On December 13, 2018, the Thai National Legislative Assembly approved a resolution to amend the existing Labor Protection Act (LPA). This amendment to the LPA was published in the Royal Thai Government Gazette on April 5, 2019, and went into effect within 30 days from publication in the Gazette on May 5, 2019). This amendment is largely favorable to employees. Its key aspects include the following.
Payment in Lieu of Notice Upon Termination Must Be Made on the Dismissal Date
Under the new amendment, when notice is required for termination and the employer does not issue an advance notice, the employer is required to make the payment in lieu of notice on the effective date of termination. Prior to amendment, the LPA did not require employers to make this payment on any specific date. As such, the new provision gives more certainty to situations involving termination without notice where notice is required.
New Due Date for Remuneration Payment
All types of remunerations for work must be paid at least once per month. In case of termination, all remunerations and other payments required under the law (a reasonable interpretation of which would include severance) must be paid within three days from the effective date of termination. Prior to this amendment, such timing requirements applied only to wages, overtime pay, holiday pay, and holiday overtime pay — but not other types of remunerations or other payments required under the law.
New Mandatory Paid Leave: Personal Business Leave
Employees are now statutorily entitled to personal business leave of three working days per year. Prior to this amendment, the length of personal business leave was determined by the terms of the employment agreement or work rules.
Changes to Maternity Leave
Pregnant employees are now entitled to maternity leave of 98 days inclusive of holidays (increased from 90 days), which would also include a prenatal time period for pregnancy-related medical appointments. However, paid maternity leave is still capped at 45 working days.
Increased Severance Pay
The amendment introduces an additional level of severance pay rate for employees having worked for an uninterrupted period of 20 years or more, which is the amount equivalent to 400 days of the employee’s last wage (approximately 13.3 months). Prior to this amendment, the statutory severance rate for employees with at least 10 years of consecutive employment (including 20 years or more) was 300 days of pay, which was previously the top level of severance.
New Requirements on Workplace Relocation
The amendment requires that in case of a workplace relocation (whether to a new location or to another existing location), the employer is required to post a notice at the current workplace for a consecutive period of at least 30 days prior to the relocation. Such notice must be conspicuous and must clearly state when and where the employees will be relocated. If the relocation materially affects the ordinary course of living of an employee, the employee may refuse by giving written notice within 30 days of the relocation notice date, and will receive special severance pay (in the amount equal to the normal severance pay) within seven days from the employment termination date. The employer, however, has the right to appeal the employee’s refusal to the Ministry of Labor.

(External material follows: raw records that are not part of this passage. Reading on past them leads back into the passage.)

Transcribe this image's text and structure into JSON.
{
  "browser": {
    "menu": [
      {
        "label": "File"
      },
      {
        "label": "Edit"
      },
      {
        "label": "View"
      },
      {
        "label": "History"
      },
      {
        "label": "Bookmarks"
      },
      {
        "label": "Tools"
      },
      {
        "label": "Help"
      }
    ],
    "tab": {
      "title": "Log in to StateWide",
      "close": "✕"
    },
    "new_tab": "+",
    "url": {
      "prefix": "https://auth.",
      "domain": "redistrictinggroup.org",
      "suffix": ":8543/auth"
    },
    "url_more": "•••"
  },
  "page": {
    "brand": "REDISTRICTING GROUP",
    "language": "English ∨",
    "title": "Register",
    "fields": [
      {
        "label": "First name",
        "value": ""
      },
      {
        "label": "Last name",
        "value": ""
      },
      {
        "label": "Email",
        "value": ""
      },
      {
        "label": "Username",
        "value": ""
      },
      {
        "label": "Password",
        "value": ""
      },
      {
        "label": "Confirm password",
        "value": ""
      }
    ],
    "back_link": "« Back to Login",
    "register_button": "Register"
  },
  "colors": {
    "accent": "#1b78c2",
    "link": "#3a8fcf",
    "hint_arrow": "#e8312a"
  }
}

Equal Pay for Equal Work
Under the amendment, male and female employees who perform work of the same type, quality, quantity, or work of equal value must receive equal compensation, including the equality in wages, overtime payments, payments for work performed on holidays, and overtime payments for work performed on holidays. This amendment introduces “work of equal value” as part of the new condition for equal pay.
Transfer of Employment Requires Employee Consent
The employee’s consent is required when a change of employer registration, or transfer or merger between the employer and another entity results in the transfer of employment to a new employer. Before this amendment, such consent was not required. But the amendment does not apply to a share acquisition.
Increased Penalties for Certain Violations of the LPA
An interest rate of 15 percent per year is applicable to employers that fail to make payments required under the law, including payments in lieu of termination notice (where required); wages, overtime pay, holiday pay, and holiday overtime pay; wages during a temporary cessation of business operations (for reasons other than an act of God); and any type of required severance pay. This represents an increase from the pre-amendment rate of 7.5 percent. The amendment also imposes additional penalties for employers’ severe failure to make statutory payments––if the failure is clearly intentional without reasonable grounds, the employer would be subject to an additional surcharge of another 15 percent of the unpaid balance for every seven days so long as it remains unpaid.
The amendments impose additional obligations on employers in Thailand in many respects. In light of these changes, employers may want to review employment contracts, benefits and leave policies, and payroll practices.
Written by Kraisorn Rueangkul of DFDL and Jia Li of Ogletree Deakins
© 2019 DFDL and Ogletree, Deakins, Nash, Smoak and Stewart, P.C.